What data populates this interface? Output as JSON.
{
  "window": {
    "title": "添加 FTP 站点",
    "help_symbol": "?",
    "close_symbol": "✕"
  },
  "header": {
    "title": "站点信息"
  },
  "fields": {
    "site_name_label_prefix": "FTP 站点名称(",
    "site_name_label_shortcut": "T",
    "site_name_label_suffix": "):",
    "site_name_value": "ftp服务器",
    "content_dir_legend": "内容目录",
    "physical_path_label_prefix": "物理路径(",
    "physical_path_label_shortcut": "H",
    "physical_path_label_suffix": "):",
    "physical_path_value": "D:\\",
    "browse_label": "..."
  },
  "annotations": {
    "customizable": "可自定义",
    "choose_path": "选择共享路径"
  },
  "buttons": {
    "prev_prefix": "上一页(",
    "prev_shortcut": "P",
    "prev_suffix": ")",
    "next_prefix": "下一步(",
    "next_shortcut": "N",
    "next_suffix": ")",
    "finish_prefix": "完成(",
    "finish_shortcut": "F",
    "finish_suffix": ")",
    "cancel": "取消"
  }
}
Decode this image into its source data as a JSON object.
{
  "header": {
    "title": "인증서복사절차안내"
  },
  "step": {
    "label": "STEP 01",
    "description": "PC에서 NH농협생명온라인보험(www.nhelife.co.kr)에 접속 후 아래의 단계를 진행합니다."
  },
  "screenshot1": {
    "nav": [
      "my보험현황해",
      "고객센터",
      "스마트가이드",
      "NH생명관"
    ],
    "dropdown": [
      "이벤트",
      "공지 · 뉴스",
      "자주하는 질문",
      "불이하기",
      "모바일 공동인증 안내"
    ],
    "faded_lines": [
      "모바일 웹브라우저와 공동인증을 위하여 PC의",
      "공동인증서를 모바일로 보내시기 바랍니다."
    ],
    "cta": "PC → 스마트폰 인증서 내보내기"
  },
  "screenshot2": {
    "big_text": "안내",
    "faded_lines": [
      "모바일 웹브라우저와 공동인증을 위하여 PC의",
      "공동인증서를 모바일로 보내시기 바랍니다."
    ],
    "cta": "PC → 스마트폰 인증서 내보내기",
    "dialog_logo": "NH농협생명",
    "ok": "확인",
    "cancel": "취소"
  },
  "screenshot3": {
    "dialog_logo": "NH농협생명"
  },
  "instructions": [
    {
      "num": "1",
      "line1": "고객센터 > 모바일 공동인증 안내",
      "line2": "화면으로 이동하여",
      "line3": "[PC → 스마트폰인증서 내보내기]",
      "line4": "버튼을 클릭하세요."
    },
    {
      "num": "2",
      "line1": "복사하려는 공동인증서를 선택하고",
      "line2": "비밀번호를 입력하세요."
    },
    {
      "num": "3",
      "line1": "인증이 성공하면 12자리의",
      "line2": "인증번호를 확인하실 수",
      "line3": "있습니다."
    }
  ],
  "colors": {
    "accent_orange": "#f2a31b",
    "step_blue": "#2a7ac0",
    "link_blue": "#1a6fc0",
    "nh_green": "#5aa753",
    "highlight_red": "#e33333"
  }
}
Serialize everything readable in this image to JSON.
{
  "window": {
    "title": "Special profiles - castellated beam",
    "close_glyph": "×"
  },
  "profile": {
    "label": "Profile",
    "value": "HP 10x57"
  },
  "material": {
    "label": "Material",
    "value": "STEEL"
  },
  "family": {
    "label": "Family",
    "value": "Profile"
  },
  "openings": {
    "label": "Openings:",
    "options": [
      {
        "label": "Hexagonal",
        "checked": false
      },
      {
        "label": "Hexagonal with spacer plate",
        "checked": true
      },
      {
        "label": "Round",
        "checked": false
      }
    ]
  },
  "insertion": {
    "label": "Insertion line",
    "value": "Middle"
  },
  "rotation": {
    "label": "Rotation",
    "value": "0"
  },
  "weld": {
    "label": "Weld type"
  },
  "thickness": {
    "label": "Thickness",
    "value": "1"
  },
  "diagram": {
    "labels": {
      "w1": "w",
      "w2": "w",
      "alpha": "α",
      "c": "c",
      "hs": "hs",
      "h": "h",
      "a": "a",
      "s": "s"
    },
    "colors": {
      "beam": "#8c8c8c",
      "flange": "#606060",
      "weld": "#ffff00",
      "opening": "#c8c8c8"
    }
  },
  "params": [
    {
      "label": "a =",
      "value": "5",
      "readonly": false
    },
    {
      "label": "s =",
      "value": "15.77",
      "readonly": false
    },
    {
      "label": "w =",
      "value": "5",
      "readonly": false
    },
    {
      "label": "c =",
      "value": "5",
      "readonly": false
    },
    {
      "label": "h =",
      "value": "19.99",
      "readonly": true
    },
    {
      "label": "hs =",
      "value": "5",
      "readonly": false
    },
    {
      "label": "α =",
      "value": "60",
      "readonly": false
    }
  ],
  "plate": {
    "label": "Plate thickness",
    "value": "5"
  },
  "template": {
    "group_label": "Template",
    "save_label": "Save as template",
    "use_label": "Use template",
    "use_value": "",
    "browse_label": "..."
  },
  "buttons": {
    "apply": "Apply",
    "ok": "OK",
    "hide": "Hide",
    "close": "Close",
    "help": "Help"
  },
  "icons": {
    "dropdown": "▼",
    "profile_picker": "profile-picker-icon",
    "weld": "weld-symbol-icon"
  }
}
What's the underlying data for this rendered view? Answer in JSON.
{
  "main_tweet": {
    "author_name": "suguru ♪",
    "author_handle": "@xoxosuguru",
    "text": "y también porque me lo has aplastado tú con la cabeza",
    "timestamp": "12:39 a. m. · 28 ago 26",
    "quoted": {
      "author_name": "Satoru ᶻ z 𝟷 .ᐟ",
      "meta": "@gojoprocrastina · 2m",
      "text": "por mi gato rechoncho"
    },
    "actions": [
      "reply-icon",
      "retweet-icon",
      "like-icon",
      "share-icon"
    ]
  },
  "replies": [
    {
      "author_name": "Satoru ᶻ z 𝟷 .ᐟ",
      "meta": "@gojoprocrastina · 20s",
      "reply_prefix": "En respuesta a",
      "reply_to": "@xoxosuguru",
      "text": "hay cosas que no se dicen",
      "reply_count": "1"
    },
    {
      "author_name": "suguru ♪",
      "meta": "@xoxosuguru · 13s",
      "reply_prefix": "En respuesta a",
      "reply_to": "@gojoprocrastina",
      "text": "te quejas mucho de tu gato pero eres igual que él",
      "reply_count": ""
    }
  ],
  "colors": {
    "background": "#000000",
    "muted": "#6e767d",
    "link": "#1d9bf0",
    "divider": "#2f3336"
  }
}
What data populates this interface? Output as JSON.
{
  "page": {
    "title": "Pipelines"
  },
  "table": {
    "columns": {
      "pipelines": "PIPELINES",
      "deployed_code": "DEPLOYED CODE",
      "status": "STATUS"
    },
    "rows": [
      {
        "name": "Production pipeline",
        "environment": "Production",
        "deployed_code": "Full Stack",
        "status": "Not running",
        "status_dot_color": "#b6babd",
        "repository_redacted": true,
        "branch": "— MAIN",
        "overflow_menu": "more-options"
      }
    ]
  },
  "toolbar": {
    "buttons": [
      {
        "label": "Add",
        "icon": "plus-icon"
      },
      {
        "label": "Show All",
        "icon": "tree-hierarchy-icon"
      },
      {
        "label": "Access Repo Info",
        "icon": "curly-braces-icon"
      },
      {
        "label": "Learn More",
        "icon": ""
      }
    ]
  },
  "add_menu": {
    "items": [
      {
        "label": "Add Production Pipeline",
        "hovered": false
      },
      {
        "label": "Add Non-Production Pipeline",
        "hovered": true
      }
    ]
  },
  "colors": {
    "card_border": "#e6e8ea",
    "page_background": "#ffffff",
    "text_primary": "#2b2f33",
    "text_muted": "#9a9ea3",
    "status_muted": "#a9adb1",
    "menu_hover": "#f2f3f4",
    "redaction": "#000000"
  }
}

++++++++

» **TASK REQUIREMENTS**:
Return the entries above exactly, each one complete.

» **RESULT OF THIS EXERCISE**:
What data populates this interface? Output as JSON.
{
  "window": {
    "title": "添加 FTP 站点",
    "help_symbol": "?",
    "close_symbol": "✕"
  },
  "header": {
    "title": "站点信息"
  },
  "fields": {
    "site_name_label_prefix": "FTP 站点名称(",
    "site_name_label_shortcut": "T",
    "site_name_label_suffix": "):",
    "site_name_value": "ftp服务器",
    "content_dir_legend": "内容目录",
    "physical_path_label_prefix": "物理路径(",
    "physical_path_label_shortcut": "H",
    "physical_path_label_suffix": "):",
    "physical_path_value": "D:\\",
    "browse_label": "..."
  },
  "annotations": {
    "customizable": "可自定义",
    "choose_path": "选择共享路径"
  },
  "buttons": {
    "prev_prefix": "上一页(",
    "prev_shortcut": "P",
    "prev_suffix": ")",
    "next_prefix": "下一步(",
    "next_shortcut": "N",
    "next_suffix": ")",
    "finish_prefix": "完成(",
    "finish_shortcut": "F",
    "finish_suffix": ")",
    "cancel": "取消"
  }
}
Decode this image into its source data as a JSON object.
{
  "header": {
    "title": "인증서복사절차안내"
  },
  "step": {
    "label": "STEP 01",
    "description": "PC에서 NH농협생명온라인보험(www.nhelife.co.kr)에 접속 후 아래의 단계를 진행합니다."
  },
  "screenshot1": {
    "nav": [
      "my보험현황해",
      "고객센터",
      "스마트가이드",
      "NH생명관"
    ],
    "dropdown": [
      "이벤트",
      "공지 · 뉴스",
      "자주하는 질문",
      "불이하기",
      "모바일 공동인증 안내"
    ],
    "faded_lines": [
      "모바일 웹브라우저와 공동인증을 위하여 PC의",
      "공동인증서를 모바일로 보내시기 바랍니다."
    ],
    "cta": "PC → 스마트폰 인증서 내보내기"
  },
  "screenshot2": {
    "big_text": "안내",
    "faded_lines": [
      "모바일 웹브라우저와 공동인증을 위하여 PC의",
      "공동인증서를 모바일로 보내시기 바랍니다."
    ],
    "cta": "PC → 스마트폰 인증서 내보내기",
    "dialog_logo": "NH농협생명",
    "ok": "확인",
    "cancel": "취소"
  },
  "screenshot3": {
    "dialog_logo": "NH농협생명"
  },
  "instructions": [
    {
      "num": "1",
      "line1": "고객센터 > 모바일 공동인증 안내",
      "line2": "화면으로 이동하여",
      "line3": "[PC → 스마트폰인증서 내보내기]",
      "line4": "버튼을 클릭하세요."
    },
    {
      "num": "2",
      "line1": "복사하려는 공동인증서를 선택하고",
      "line2": "비밀번호를 입력하세요."
    },
    {
      "num": "3",
      "line1": "인증이 성공하면 12자리의",
      "line2": "인증번호를 확인하실 수",
      "line3": "있습니다."
    }
  ],
  "colors": {
    "accent_orange": "#f2a31b",
    "step_blue": "#2a7ac0",
    "link_blue": "#1a6fc0",
    "nh_green": "#5aa753",
    "highlight_red": "#e33333"
  }
}
Serialize everything readable in this image to JSON.
{
  "window": {
    "title": "Special profiles - castellated beam",
    "close_glyph": "×"
  },
  "profile": {
    "label": "Profile",
    "value": "HP 10x57"
  },
  "material": {
    "label": "Material",
    "value": "STEEL"
  },
  "family": {
    "label": "Family",
    "value": "Profile"
  },
  "openings": {
    "label": "Openings:",
    "options": [
      {
        "label": "Hexagonal",
        "checked": false
      },
      {
        "label": "Hexagonal with spacer plate",
        "checked": true
      },
      {
        "label": "Round",
        "checked": false
      }
    ]
  },
  "insertion": {
    "label": "Insertion line",
    "value": "Middle"
  },
  "rotation": {
    "label": "Rotation",
    "value": "0"
  },
  "weld": {
    "label": "Weld type"
  },
  "thickness": {
    "label": "Thickness",
    "value": "1"
  },
  "diagram": {
    "labels": {
      "w1": "w",
      "w2": "w",
      "alpha": "α",
      "c": "c",
      "hs": "hs",
      "h": "h",
      "a": "a",
      "s": "s"
    },
    "colors": {
      "beam": "#8c8c8c",
      "flange": "#606060",
      "weld": "#ffff00",
      "opening": "#c8c8c8"
    }
  },
  "params": [
    {
      "label": "a =",
      "value": "5",
      "readonly": false
    },
    {
      "label": "s =",
      "value": "15.77",
      "readonly": false
    },
    {
      "label": "w =",
      "value": "5",
      "readonly": false
    },
    {
      "label": "c =",
      "value": "5",
      "readonly": false
    },
    {
      "label": "h =",
      "value": "19.99",
      "readonly": true
    },
    {
      "label": "hs =",
      "value": "5",
      "readonly": false
    },
    {
      "label": "α =",
      "value": "60",
      "readonly": false
    }
  ],
  "plate": {
    "label": "Plate thickness",
    "value": "5"
  },
  "template": {
    "group_label": "Template",
    "save_label": "Save as template",
    "use_label": "Use template",
    "use_value": "",
    "browse_label": "..."
  },
  "buttons": {
    "apply": "Apply",
    "ok": "OK",
    "hide": "Hide",
    "close": "Close",
    "help": "Help"
  },
  "icons": {
    "dropdown": "▼",
    "profile_picker": "profile-picker-icon",
    "weld": "weld-symbol-icon"
  }
}
What's the underlying data for this rendered view? Answer in JSON.
{
  "main_tweet": {
    "author_name": "suguru ♪",
    "author_handle": "@xoxosuguru",
    "text": "y también porque me lo has aplastado tú con la cabeza",
    "timestamp": "12:39 a. m. · 28 ago 26",
    "quoted": {
      "author_name": "Satoru ᶻ z 𝟷 .ᐟ",
      "meta": "@gojoprocrastina · 2m",
      "text": "por mi gato rechoncho"
    },
    "actions": [
      "reply-icon",
      "retweet-icon",
      "like-icon",
      "share-icon"
    ]
  },
  "replies": [
    {
      "author_name": "Satoru ᶻ z 𝟷 .ᐟ",
      "meta": "@gojoprocrastina · 20s",
      "reply_prefix": "En respuesta a",
      "reply_to": "@xoxosuguru",
      "text": "hay cosas que no se dicen",
      "reply_count": "1"
    },
    {
      "author_name": "suguru ♪",
      "meta": "@xoxosuguru · 13s",
      "reply_prefix": "En respuesta a",
      "reply_to": "@gojoprocrastina",
      "text": "te quejas mucho de tu gato pero eres igual que él",
      "reply_count": ""
    }
  ],
  "colors": {
    "background": "#000000",
    "muted": "#6e767d",
    "link": "#1d9bf0",
    "divider": "#2f3336"
  }
}
What data populates this interface? Output as JSON.
{
  "page": {
    "title": "Pipelines"
  },
  "table": {
    "columns": {
      "pipelines": "PIPELINES",
      "deployed_code": "DEPLOYED CODE",
      "status": "STATUS"
    },
    "rows": [
      {
        "name": "Production pipeline",
        "environment": "Production",
        "deployed_code": "Full Stack",
        "status": "Not running",
        "status_dot_color": "#b6babd",
        "repository_redacted": true,
        "branch": "— MAIN",
        "overflow_menu": "more-options"
      }
    ]
  },
  "toolbar": {
    "buttons": [
      {
        "label": "Add",
        "icon": "plus-icon"
      },
      {
        "label": "Show All",
        "icon": "tree-hierarchy-icon"
      },
      {
        "label": "Access Repo Info",
        "icon": "curly-braces-icon"
      },
      {
        "label": "Learn More",
        "icon": ""
      }
    ]
  },
  "add_menu": {
    "items": [
      {
        "label": "Add Production Pipeline",
        "hovered": false
      },
      {
        "label": "Add Non-Production Pipeline",
        "hovered": true
      }
    ]
  },
  "colors": {
    "card_border": "#e6e8ea",
    "page_background": "#ffffff",
    "text_primary": "#2b2f33",
    "text_muted": "#9a9ea3",
    "status_muted": "#a9adb1",
    "menu_hover": "#f2f3f4",
    "redaction": "#000000"
  }
}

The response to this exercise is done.